Exercise brief » The answer should be a single number: how many lines of the entries below hold the word "Buffer".

Records shown »
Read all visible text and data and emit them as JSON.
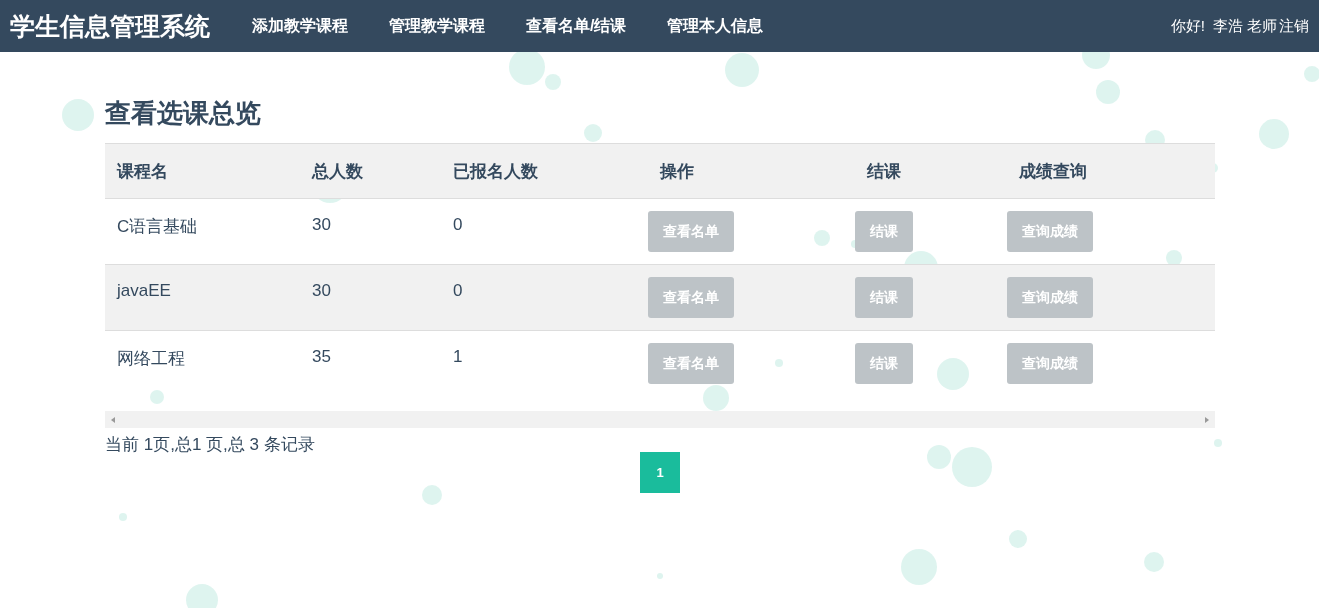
{
  "navbar": {
    "brand": "学生信息管理系统",
    "links": [
      "添加教学课程",
      "管理教学课程",
      "查看名单/结课",
      "管理本人信息"
    ],
    "greeting": "你好!",
    "user": "李浩 老师",
    "logout": "注销"
  },
  "page_title": "查看选课总览",
  "table": {
    "columns": [
      "课程名",
      "总人数",
      "已报名人数",
      "操作",
      "结课",
      "成绩查询"
    ],
    "rows": [
      {
        "course": "C语言基础",
        "total": "30",
        "enrolled": "0",
        "actions": [
          "查看名单",
          "结课",
          "查询成绩"
        ]
      },
      {
        "course": "javaEE",
        "total": "30",
        "enrolled": "0",
        "actions": [
          "查看名单",
          "结课",
          "查询成绩"
        ]
      },
      {
        "course": "网络工程",
        "total": "35",
        "enrolled": "1",
        "actions": [
          "查看名单",
          "结课",
          "查询成绩"
        ]
      }
    ]
  },
  "pagination": {
    "summary": "当前 1页,总1 页,总 3 条记录",
    "pages": [
      {
        "label": "1",
        "selected": true
      }
    ]
  }
}
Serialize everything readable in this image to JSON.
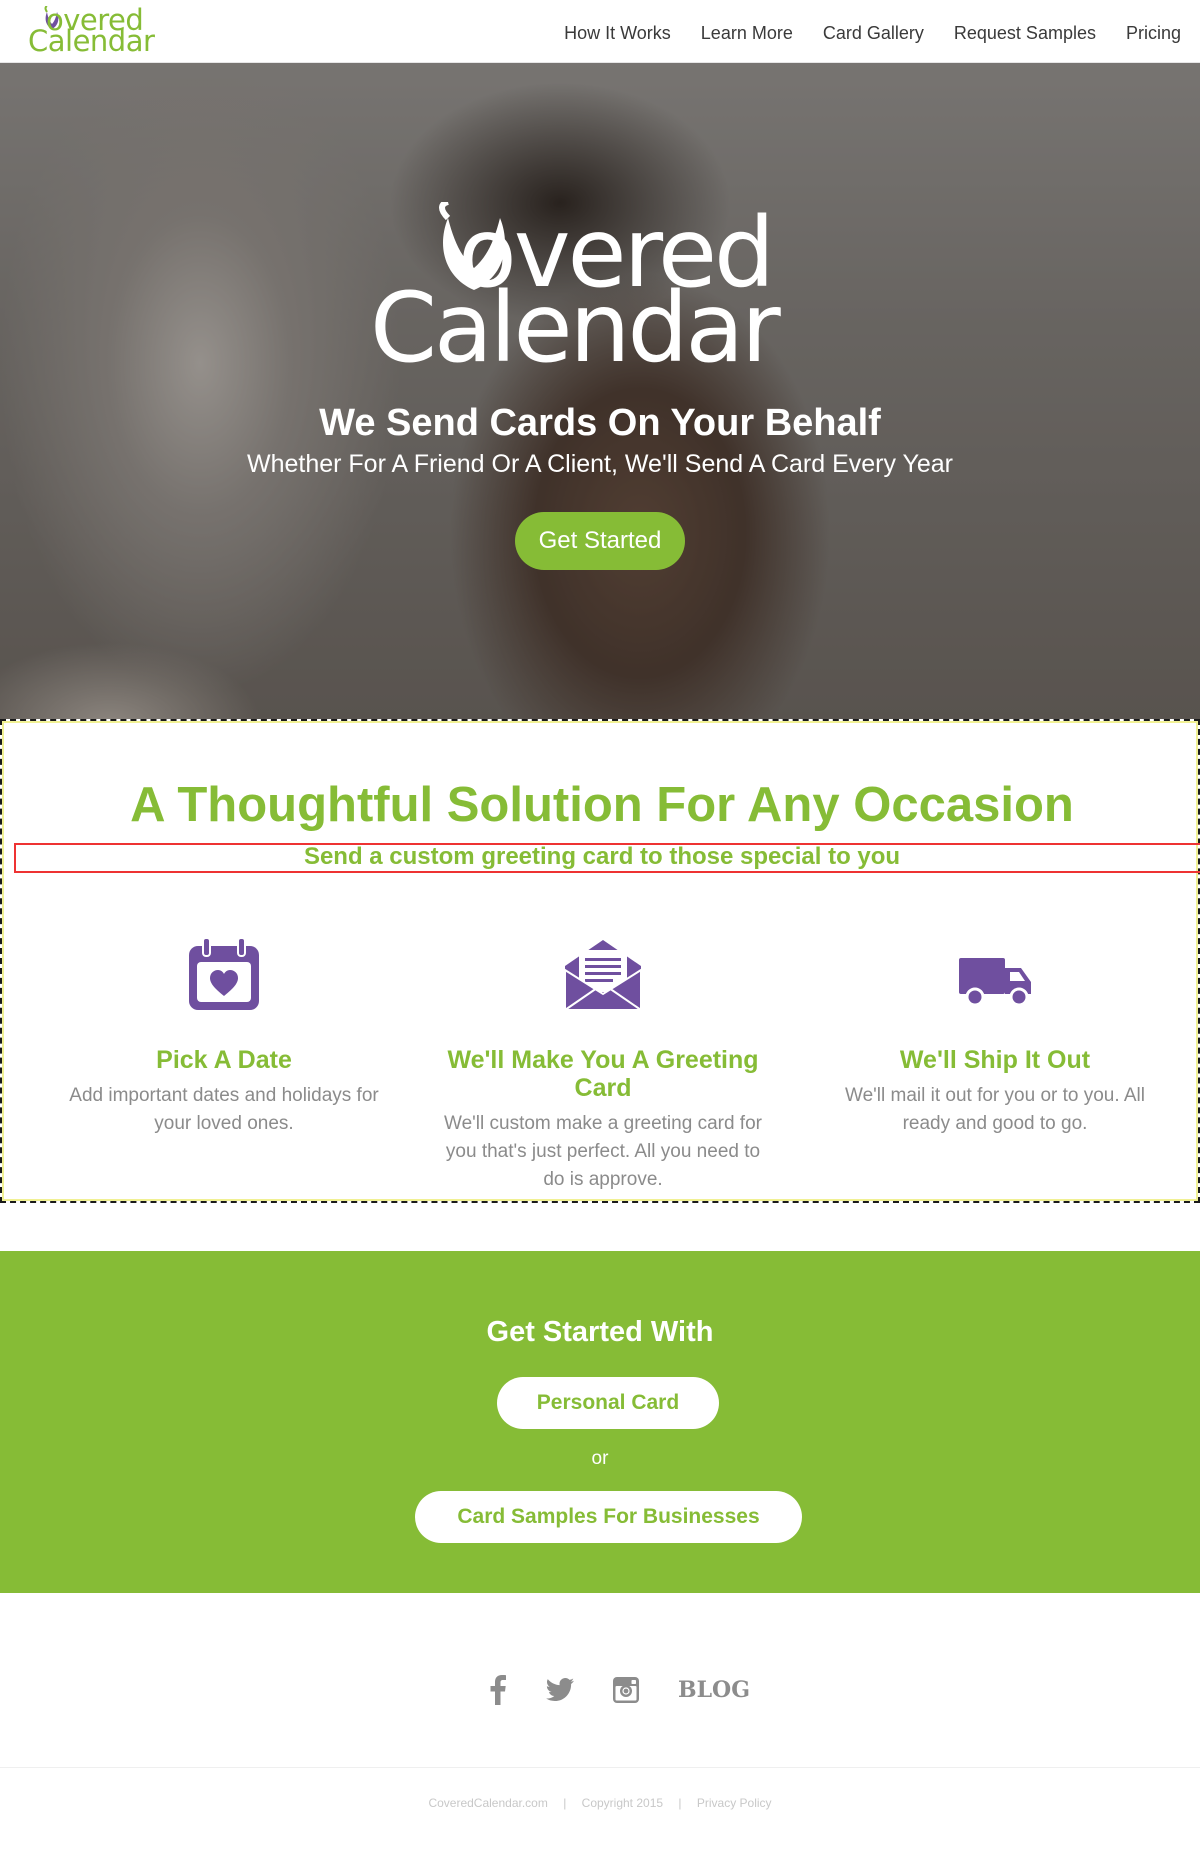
{
  "header": {
    "logo": {
      "line1": "overed",
      "line2": "Calendar",
      "initial": "C"
    },
    "nav": [
      {
        "label": "How It Works"
      },
      {
        "label": "Learn More"
      },
      {
        "label": "Card Gallery"
      },
      {
        "label": "Request Samples"
      },
      {
        "label": "Pricing"
      }
    ]
  },
  "hero": {
    "logo": {
      "line1": "overed",
      "line2": "Calendar"
    },
    "title": "We Send Cards On Your Behalf",
    "subtitle": "Whether For A Friend Or A Client, We'll Send A Card Every Year",
    "cta_label": "Get Started"
  },
  "features": {
    "title": "A Thoughtful Solution For Any Occasion",
    "subtitle": "Send a custom greeting card to those special to you",
    "items": [
      {
        "icon": "calendar-heart-icon",
        "heading": "Pick A Date",
        "text": "Add important dates and holidays for your loved ones."
      },
      {
        "icon": "envelope-letter-icon",
        "heading": "We'll Make You A Greeting Card",
        "text": "We'll custom make a greeting card for you that's just perfect. All you need to do is approve."
      },
      {
        "icon": "truck-icon",
        "heading": "We'll Ship It Out",
        "text": "We'll mail it out for you or to you. All ready and good to go."
      }
    ]
  },
  "get_started": {
    "title": "Get Started With",
    "personal_label": "Personal Card",
    "or_label": "or",
    "business_label": "Card Samples For Businesses"
  },
  "social": {
    "items": [
      {
        "icon": "facebook-icon"
      },
      {
        "icon": "twitter-icon"
      },
      {
        "icon": "instagram-icon"
      }
    ],
    "blog_label": "BLOG"
  },
  "footer": {
    "site": "CoveredCalendar.com",
    "separator": "|",
    "copyright": "Copyright 2015",
    "privacy": "Privacy Policy"
  },
  "colors": {
    "brand_green": "#86bc36",
    "brand_purple": "#6f4f9f",
    "nav_text": "#3a3a3a",
    "body_grey": "#8b8b8b"
  }
}
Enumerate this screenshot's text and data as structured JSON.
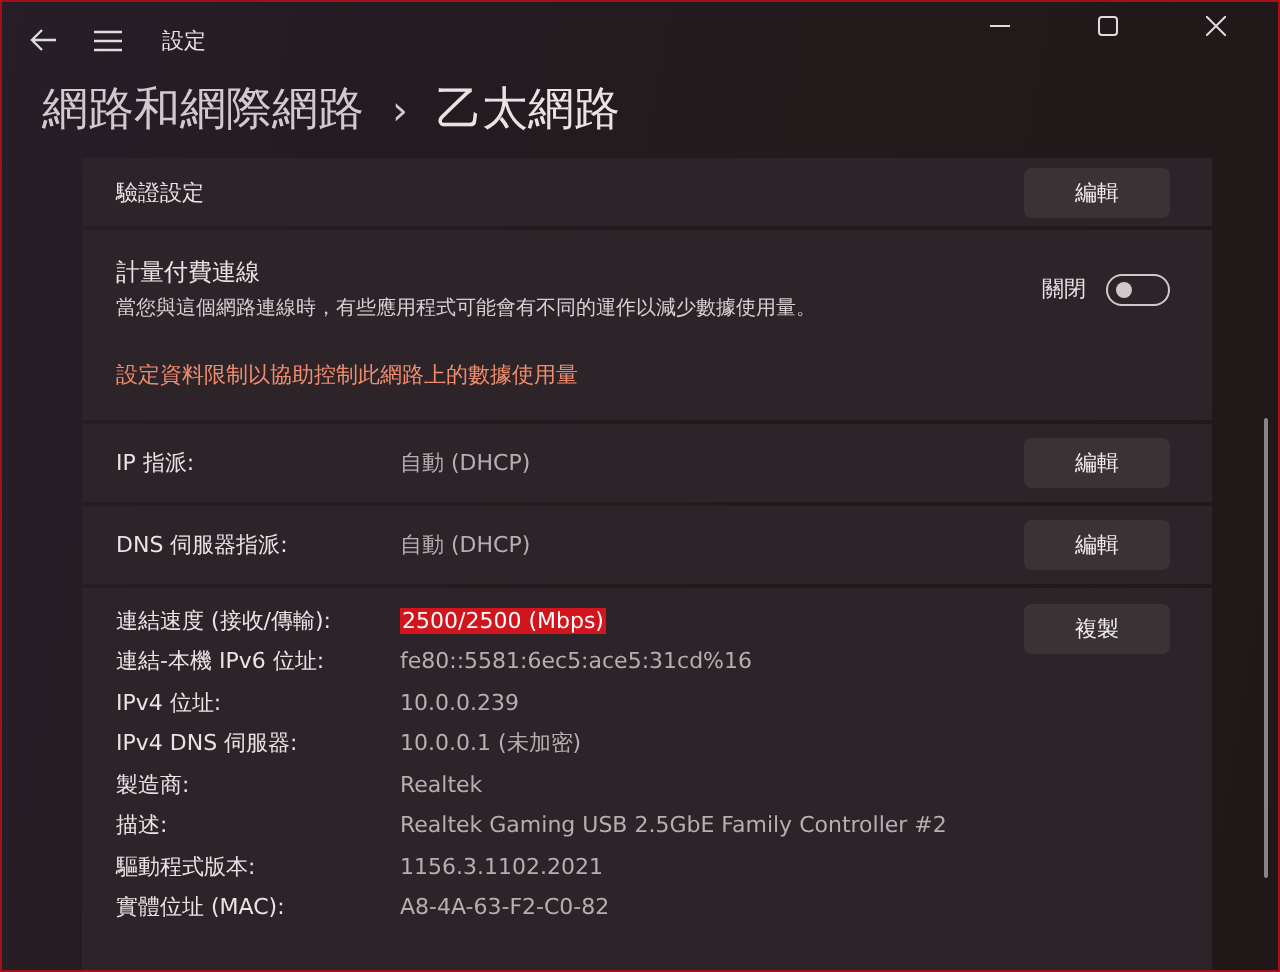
{
  "window": {
    "title": "設定"
  },
  "breadcrumb": {
    "parent": "網路和網際網路",
    "separator": "›",
    "current": "乙太網路"
  },
  "sections": [
    {
      "kind": "button_row",
      "label": "驗證設定",
      "button": "編輯"
    },
    {
      "kind": "metered",
      "title": "計量付費連線",
      "description": "當您與這個網路連線時，有些應用程式可能會有不同的運作以減少數據使用量。",
      "toggle_label": "關閉",
      "on": false,
      "link": "設定資料限制以協助控制此網路上的數據使用量"
    },
    {
      "kind": "value_row",
      "label": "IP 指派:",
      "value": "自動 (DHCP)",
      "button": "編輯"
    },
    {
      "kind": "value_row",
      "label": "DNS 伺服器指派:",
      "value": "自動 (DHCP)",
      "button": "編輯"
    },
    {
      "kind": "properties",
      "button": "複製",
      "items": [
        {
          "label": "連結速度 (接收/傳輸):",
          "value": "2500/2500 (Mbps)",
          "selected": true
        },
        {
          "label": "連結-本機 IPv6 位址:",
          "value": "fe80::5581:6ec5:ace5:31cd%16",
          "selected": false
        },
        {
          "label": "IPv4 位址:",
          "value": "10.0.0.239",
          "selected": false
        },
        {
          "label": "IPv4 DNS 伺服器:",
          "value": "10.0.0.1 (未加密)",
          "selected": false
        },
        {
          "label": "製造商:",
          "value": "Realtek",
          "selected": false
        },
        {
          "label": "描述:",
          "value": "Realtek Gaming USB 2.5GbE Family Controller #2",
          "selected": false
        },
        {
          "label": "驅動程式版本:",
          "value": "1156.3.1102.2021",
          "selected": false
        },
        {
          "label": "實體位址 (MAC):",
          "value": "A8-4A-63-F2-C0-82",
          "selected": false
        }
      ]
    }
  ]
}
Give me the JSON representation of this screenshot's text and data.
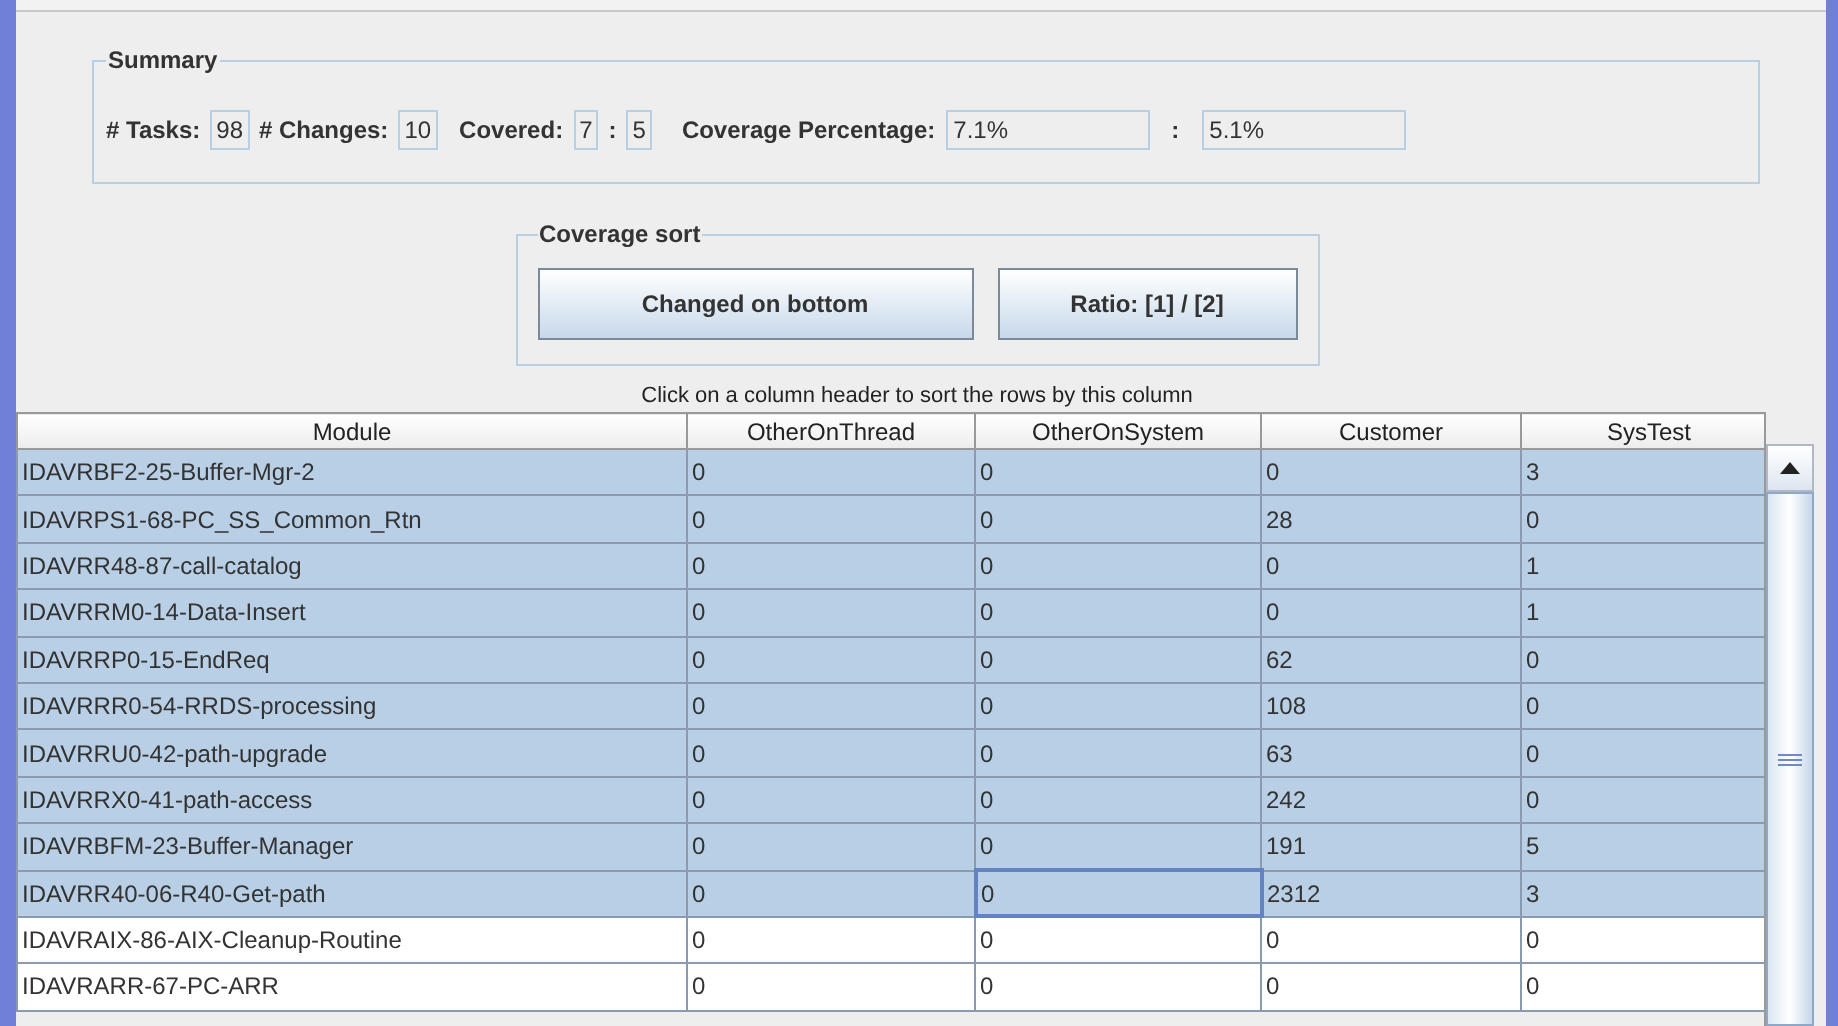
{
  "summary": {
    "title": "Summary",
    "fields": [
      {
        "label": "# Tasks:",
        "value": "98",
        "kind": "short"
      },
      {
        "label": "# Changes:",
        "value": "10",
        "kind": "short"
      },
      {
        "label": "Covered:",
        "value": "7",
        "kind": "short"
      },
      {
        "label": ":",
        "value": "5",
        "kind": "short"
      },
      {
        "label": "Coverage Percentage:",
        "value": "7.1%",
        "kind": "wide"
      },
      {
        "label": ":",
        "value": "5.1%",
        "kind": "wide"
      }
    ]
  },
  "coverage_sort": {
    "title": "Coverage sort",
    "buttons": [
      "Changed on bottom",
      "Ratio: [1] / [2]"
    ]
  },
  "hint": "Click on a column header to sort the rows by this column",
  "table": {
    "columns": [
      "Module",
      "OtherOnThread",
      "OtherOnSystem",
      "Customer",
      "SysTest"
    ],
    "rows": [
      {
        "cells": [
          "IDAVRBF2-25-Buffer-Mgr-2",
          "0",
          "0",
          "0",
          "3"
        ],
        "selected": true
      },
      {
        "cells": [
          "IDAVRPS1-68-PC_SS_Common_Rtn",
          "0",
          "0",
          "28",
          "0"
        ],
        "selected": true
      },
      {
        "cells": [
          "IDAVRR48-87-call-catalog",
          "0",
          "0",
          "0",
          "1"
        ],
        "selected": true
      },
      {
        "cells": [
          "IDAVRRM0-14-Data-Insert",
          "0",
          "0",
          "0",
          "1"
        ],
        "selected": true
      },
      {
        "cells": [
          "IDAVRRP0-15-EndReq",
          "0",
          "0",
          "62",
          "0"
        ],
        "selected": true
      },
      {
        "cells": [
          "IDAVRRR0-54-RRDS-processing",
          "0",
          "0",
          "108",
          "0"
        ],
        "selected": true
      },
      {
        "cells": [
          "IDAVRRU0-42-path-upgrade",
          "0",
          "0",
          "63",
          "0"
        ],
        "selected": true
      },
      {
        "cells": [
          "IDAVRRX0-41-path-access",
          "0",
          "0",
          "242",
          "0"
        ],
        "selected": true
      },
      {
        "cells": [
          "IDAVRBFM-23-Buffer-Manager",
          "0",
          "0",
          "191",
          "5"
        ],
        "selected": true
      },
      {
        "cells": [
          "IDAVRR40-06-R40-Get-path",
          "0",
          {
            "text": "0",
            "focused": true
          },
          "2312",
          "3"
        ],
        "selected": true
      },
      {
        "cells": [
          "IDAVRAIX-86-AIX-Cleanup-Routine",
          "0",
          "0",
          "0",
          "0"
        ],
        "selected": false
      },
      {
        "cells": [
          "IDAVRARR-67-PC-ARR",
          "0",
          "0",
          "0",
          "0"
        ],
        "selected": false
      }
    ]
  }
}
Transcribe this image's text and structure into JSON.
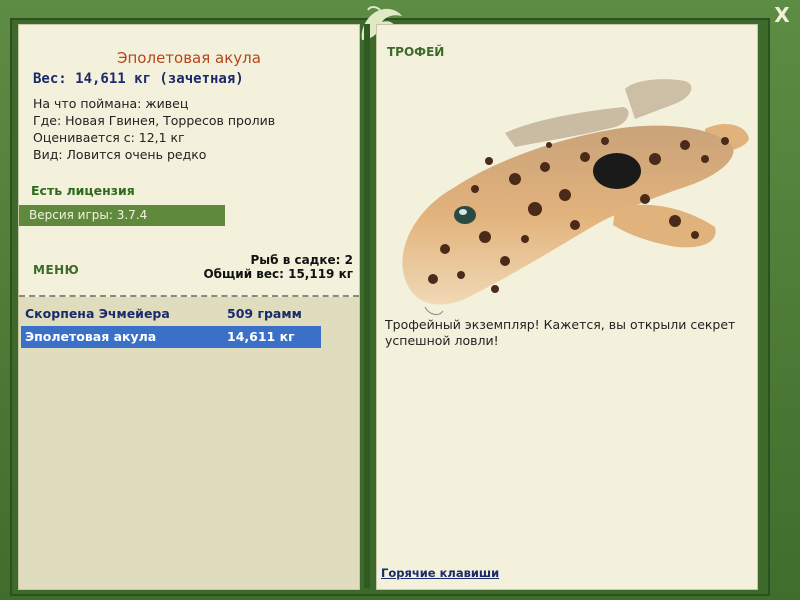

Solution » 2